By: William J. Zee
Related Practice Areas: Education and Higher Education

In March the U.S. Department of Education’s Office for Civil Rights (OCR) issued its updated case processing manual to clear a backlog of complaints filed under civil rights laws.

The changes to the manual are intended to streamline management of investigations and speed-up the resolution process. In addition, the office has taken steps to substantially limit the use of broad systemic reviews related to allegations of discrimination.

The manual now dictates that complaints should be dismissed in a much broader range of circumstances, including failure to state a violation of a law or regulation, an allegation that lacks sufficient detail or a failure to file a complaint in a timely manner.

The updated manual covers rules the office is tasked with enforcing, such as the Americans with Disabilities Act, Section 504 of the Rehabilitation Act, Title IX and others.

Some other key changes to OCR complaints in the updated manual:

Limiting what qualifies as a complaint. Complaints that rely on statistical data, media reports, journals, studies, and/or published articles as the basis for alleged discrimination will not be considered.

Dismissing complaints:

  • Complaints filed against multiple recipients will be dismissed when viewed as a whole because it places unreasonable burdens on the office’s resources. This also allows the office to decide not to investigate multiple complaints filed by a single complainant.
  • Complaints will be dismissed when they contain the same or similar allegations based on the same operative facts, whereas previously only cases with the same exact allegations could be dismissed.
  • If the office is unable to conclude that the complaint establishes a violation of one the laws the office enforces, the complaint will be dismissed.
  • If the complainant fails to provide information requested by the office within 14 calendar days, the complaint will be dismissed. The former time limit was 20 days.

Due process:

  • A copy of the complaint will be provided to recipients upon request.
  • The timeframe for responding to the office’s data requests will be established at their discretion, depending on the nature and extent of data requested.
  • The office will make efforts to work with recipients to conduct interviews in a manner that minimizes disruptions to the educational environment.
Narrows the scope of investigations. Regional OCR offices are required to focus on the investigation and resolution of “allegations” instead of “allegations and issues” or “issues of systemic discrimination.”

Case Resolution:
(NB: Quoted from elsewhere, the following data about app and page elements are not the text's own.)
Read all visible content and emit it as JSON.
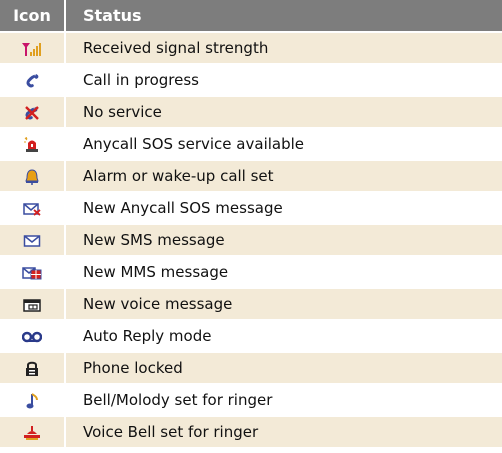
{
  "header": {
    "icon": "Icon",
    "status": "Status"
  },
  "rows": [
    {
      "icon": "signal-strength-icon",
      "label": "Received signal strength"
    },
    {
      "icon": "call-in-progress-icon",
      "label": "Call in progress"
    },
    {
      "icon": "no-service-icon",
      "label": "No service"
    },
    {
      "icon": "sos-service-icon",
      "label": "Anycall SOS service available"
    },
    {
      "icon": "alarm-bell-icon",
      "label": "Alarm or wake-up call set"
    },
    {
      "icon": "sos-message-icon",
      "label": "New Anycall SOS message"
    },
    {
      "icon": "sms-envelope-icon",
      "label": "New SMS message"
    },
    {
      "icon": "mms-message-icon",
      "label": "New MMS message"
    },
    {
      "icon": "voice-message-icon",
      "label": "New voice message"
    },
    {
      "icon": "auto-reply-icon",
      "label": "Auto Reply mode"
    },
    {
      "icon": "padlock-icon",
      "label": "Phone locked"
    },
    {
      "icon": "music-note-icon",
      "label": "Bell/Molody set for ringer"
    },
    {
      "icon": "voice-bell-icon",
      "label": "Voice Bell set for ringer"
    }
  ],
  "colors": {
    "header_bg": "#7d7d7d",
    "row_shade": "#f3ead7"
  }
}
  • Rapid Resolution Process is an expedited case processing for resolving cases early in the process, and is now applicable to all cases, not just disability cases.
  • Facilitated Complaint Resolution, previously known as Early Complaint Resolution, is still the option for parties to mediate an agreement with the office.
  • Resolution Agreement now provides additional time for negotiations past the 30-day timeframe, while the investigation is ongoing. For 90-day timeframe negotiations may be extended another 30 days while the negotiations are ongoing.
  • The office will use a checklist-style approach to monitoring Resolution Agreements, where the OCR closes cases in monitoring after it determines that the recipient has completed the specific agreement requirements. The updated manual no longer requires that the office make a determination that the recipient is in compliance with the statutes and regulations that were at issue. This language also no longer needs to be included in agreements.

Appeals process is eliminated. Neither party can appeal OCR determinations.

Additional help. The office suggests it will consider providing technical assistance to recipients in those situations where the information provided is not sufficient to open an investigation, but determines that technical assistance would be beneficial to the recipient.

It remains to be seen how some of these changes will be implemented.

If you have any additional questions regarding the changes outlined above or any other aspect of the OCR process, or if we can provide any assistance to review your current policies, procedures, and practices, please do not hesitate to contact me or any of the attorneys in Barley Snyder’s Education Practice Group.